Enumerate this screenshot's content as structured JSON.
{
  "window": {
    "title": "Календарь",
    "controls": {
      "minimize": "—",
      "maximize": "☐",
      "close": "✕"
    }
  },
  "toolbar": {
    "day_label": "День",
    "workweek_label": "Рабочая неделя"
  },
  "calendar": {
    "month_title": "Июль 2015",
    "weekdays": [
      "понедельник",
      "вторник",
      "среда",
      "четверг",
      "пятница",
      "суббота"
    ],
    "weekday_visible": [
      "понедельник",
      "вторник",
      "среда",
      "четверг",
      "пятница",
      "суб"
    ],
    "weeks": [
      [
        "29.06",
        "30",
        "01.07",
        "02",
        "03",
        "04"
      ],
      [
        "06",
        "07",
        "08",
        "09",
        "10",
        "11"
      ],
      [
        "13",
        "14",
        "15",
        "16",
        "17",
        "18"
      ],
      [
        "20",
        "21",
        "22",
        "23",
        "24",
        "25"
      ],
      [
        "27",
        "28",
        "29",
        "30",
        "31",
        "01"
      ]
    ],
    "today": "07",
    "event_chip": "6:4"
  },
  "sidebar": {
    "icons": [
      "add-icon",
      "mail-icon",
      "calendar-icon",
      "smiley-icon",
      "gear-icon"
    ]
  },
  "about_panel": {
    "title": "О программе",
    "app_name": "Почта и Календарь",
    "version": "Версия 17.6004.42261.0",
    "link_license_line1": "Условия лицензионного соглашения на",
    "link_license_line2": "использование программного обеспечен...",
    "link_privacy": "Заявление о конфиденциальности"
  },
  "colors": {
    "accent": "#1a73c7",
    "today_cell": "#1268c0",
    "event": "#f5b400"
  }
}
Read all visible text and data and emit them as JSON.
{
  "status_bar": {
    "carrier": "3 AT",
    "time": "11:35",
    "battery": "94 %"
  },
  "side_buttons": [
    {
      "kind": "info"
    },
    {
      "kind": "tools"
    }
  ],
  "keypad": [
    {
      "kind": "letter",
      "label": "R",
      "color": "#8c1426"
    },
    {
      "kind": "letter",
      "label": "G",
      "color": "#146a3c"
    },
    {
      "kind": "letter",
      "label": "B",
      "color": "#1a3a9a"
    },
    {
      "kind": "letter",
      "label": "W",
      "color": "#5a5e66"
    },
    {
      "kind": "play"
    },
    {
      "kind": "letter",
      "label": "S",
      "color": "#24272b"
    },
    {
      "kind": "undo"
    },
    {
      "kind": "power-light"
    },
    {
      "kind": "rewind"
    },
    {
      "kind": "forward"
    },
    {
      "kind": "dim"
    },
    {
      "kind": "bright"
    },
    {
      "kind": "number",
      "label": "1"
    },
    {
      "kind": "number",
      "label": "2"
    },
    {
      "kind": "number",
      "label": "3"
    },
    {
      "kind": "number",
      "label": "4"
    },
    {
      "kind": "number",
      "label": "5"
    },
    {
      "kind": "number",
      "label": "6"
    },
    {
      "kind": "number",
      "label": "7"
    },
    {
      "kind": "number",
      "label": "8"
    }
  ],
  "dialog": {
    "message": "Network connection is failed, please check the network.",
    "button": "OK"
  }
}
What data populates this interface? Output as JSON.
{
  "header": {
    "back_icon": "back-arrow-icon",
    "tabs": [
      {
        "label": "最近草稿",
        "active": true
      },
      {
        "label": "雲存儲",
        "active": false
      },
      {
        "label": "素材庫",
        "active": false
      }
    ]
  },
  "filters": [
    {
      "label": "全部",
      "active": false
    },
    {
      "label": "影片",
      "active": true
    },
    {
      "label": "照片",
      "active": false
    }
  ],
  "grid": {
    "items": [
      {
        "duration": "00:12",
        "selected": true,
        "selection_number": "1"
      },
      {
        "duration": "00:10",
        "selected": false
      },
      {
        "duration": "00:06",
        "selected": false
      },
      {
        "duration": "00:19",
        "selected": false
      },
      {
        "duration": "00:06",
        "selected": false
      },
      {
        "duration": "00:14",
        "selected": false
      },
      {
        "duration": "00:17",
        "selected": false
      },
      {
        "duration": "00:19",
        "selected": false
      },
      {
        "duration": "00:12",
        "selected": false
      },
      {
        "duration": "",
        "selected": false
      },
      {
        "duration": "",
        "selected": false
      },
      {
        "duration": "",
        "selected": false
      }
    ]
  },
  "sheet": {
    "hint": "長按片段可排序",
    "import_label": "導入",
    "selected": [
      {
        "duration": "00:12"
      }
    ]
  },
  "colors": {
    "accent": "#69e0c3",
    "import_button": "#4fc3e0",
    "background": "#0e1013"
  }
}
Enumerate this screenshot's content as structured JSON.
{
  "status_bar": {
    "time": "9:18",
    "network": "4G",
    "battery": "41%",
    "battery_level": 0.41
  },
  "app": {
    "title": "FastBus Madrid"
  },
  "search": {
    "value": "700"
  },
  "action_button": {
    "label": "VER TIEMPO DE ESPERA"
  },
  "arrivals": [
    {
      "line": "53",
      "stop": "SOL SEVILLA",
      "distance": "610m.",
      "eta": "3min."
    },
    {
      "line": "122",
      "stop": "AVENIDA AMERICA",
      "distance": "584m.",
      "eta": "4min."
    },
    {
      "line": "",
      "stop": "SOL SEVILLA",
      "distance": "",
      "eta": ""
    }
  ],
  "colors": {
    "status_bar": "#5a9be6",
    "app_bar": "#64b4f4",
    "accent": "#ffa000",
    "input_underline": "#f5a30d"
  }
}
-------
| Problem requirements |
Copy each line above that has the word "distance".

| Finished exercise |
      "distance": "610m.",
      "distance": "584m.",
      "distance": "",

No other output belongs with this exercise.